Matt calls me every night... and NEVER said a word about his heroic deed... not a single word. And every night I ask, "Anything new to tell me?" And yet....
Just trying to write this is making me cry..... why?
Because this was Matt..... MY Matt! The one who rarely speaks, who waves to his neighbors and can greet them with a "Hi" but only after an introduction - people have to pass the test first before words can be uttered.... this is Matt, my Matt, who would much rather move along, stay away from people in general, and never, ever, shows strangers the huge heart he possesses. This is my Matt.... my "moderate / Severely Autistic" Matt.
And yes, I see his heart every day... I see his compassion... but even I never would've believed Matt could find the courage to speak to a stranger, under difficult, stressful circumstances, and render a perfect-stranger aid - and there was blood, did I tell you there was blood? Matt is not one to be voluntarily be around blood.
Those tears I keep shedding on and off as I think about my son

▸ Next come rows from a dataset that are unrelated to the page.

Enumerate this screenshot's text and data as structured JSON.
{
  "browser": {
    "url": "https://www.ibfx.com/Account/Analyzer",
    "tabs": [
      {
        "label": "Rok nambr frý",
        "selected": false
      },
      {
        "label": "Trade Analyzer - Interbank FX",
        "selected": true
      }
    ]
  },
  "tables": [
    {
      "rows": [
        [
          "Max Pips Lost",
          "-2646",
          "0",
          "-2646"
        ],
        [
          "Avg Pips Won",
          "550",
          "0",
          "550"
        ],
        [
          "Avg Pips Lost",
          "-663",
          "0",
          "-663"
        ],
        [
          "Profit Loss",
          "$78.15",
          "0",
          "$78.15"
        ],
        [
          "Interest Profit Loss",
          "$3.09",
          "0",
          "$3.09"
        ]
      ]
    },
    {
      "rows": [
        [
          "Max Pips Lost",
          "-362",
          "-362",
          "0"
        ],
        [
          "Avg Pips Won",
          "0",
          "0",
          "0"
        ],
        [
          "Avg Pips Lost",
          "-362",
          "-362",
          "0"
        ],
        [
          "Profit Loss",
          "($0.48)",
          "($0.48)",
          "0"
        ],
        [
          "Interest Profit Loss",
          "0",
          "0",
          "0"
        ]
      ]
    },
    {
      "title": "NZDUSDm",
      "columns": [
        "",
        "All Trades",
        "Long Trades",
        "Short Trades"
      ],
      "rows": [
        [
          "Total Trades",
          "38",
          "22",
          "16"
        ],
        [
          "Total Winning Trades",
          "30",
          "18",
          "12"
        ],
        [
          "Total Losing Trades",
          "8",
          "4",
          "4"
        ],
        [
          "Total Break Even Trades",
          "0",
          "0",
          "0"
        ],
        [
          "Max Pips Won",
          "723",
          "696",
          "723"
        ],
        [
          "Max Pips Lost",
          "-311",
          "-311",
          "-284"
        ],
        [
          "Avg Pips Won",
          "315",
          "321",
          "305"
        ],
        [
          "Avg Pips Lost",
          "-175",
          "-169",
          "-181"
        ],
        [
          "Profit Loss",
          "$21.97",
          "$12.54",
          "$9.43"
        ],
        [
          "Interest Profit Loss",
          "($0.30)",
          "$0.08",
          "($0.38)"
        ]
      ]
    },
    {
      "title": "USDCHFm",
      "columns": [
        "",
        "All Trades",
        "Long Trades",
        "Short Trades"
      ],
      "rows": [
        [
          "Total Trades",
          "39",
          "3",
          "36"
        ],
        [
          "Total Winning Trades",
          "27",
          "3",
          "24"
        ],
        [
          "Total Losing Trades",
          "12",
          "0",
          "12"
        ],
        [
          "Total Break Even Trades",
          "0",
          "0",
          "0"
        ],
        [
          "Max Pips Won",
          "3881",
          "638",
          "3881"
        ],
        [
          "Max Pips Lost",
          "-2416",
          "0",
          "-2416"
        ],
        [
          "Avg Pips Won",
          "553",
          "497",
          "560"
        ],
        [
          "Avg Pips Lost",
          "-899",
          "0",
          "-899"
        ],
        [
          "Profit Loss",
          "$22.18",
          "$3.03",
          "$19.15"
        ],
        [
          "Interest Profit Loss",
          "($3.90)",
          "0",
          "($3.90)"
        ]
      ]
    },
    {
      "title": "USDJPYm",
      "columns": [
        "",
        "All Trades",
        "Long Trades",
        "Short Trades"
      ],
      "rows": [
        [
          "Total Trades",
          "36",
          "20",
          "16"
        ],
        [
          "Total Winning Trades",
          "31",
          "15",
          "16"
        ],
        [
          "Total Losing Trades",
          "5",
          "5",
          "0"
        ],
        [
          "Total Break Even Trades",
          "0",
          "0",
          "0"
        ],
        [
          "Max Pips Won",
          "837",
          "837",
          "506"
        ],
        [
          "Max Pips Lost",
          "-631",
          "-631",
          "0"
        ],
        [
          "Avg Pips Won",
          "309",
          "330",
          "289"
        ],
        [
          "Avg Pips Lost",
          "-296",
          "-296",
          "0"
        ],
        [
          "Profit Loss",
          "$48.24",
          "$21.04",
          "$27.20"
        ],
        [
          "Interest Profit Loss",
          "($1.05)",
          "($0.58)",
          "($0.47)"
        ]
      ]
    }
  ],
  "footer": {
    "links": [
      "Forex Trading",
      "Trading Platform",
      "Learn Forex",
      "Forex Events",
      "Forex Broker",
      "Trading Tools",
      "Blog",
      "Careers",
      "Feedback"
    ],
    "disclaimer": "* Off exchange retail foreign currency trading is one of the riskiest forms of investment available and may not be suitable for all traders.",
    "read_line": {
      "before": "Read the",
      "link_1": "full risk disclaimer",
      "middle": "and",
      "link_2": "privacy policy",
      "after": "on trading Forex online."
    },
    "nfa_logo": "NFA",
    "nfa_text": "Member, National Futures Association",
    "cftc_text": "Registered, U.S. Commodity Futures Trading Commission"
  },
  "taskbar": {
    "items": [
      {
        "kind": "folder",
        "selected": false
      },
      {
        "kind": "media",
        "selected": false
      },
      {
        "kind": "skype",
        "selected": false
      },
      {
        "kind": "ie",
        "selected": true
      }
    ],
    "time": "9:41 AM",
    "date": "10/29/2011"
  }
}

today are of course, tears of pride and joy, but also of miraculous disbelief too
... because my mind is trying to put a new version of my son in my head.... a
version of a speaking young man who instead of anxiety rendering him
mute, finds the perfect words, does the perfect thing (by going to get
his neighbor, Allen....), a son who is so very much more capable then
even I ever dreamed he could be - and I REALLY pushed all those dream
limits over the last 31 years.... I maxed them out!
Or so I thought......until today.....
My son Matt was a hero for a perfect stranger. Sounds wonderful and amazing, right?
My perfect son, Matt. Absolutely perfect. Always teaching me a thing or two about possibility, dreams, and inner strength.
Thank you Matt.... keep pushing those limits - break them all....
Because Nothing.... NOTHING ... is impossible.
Liz Becker meets Temple Grandin!
Autism Act of Love Challenge
Matt and I took the challenge. I went first so he knew what to do. He didn't like the idea of eyes-closed to draw, so I leaned in as he was drawing and told him it was okay to open his eyes if he wanted to.... but he didn't.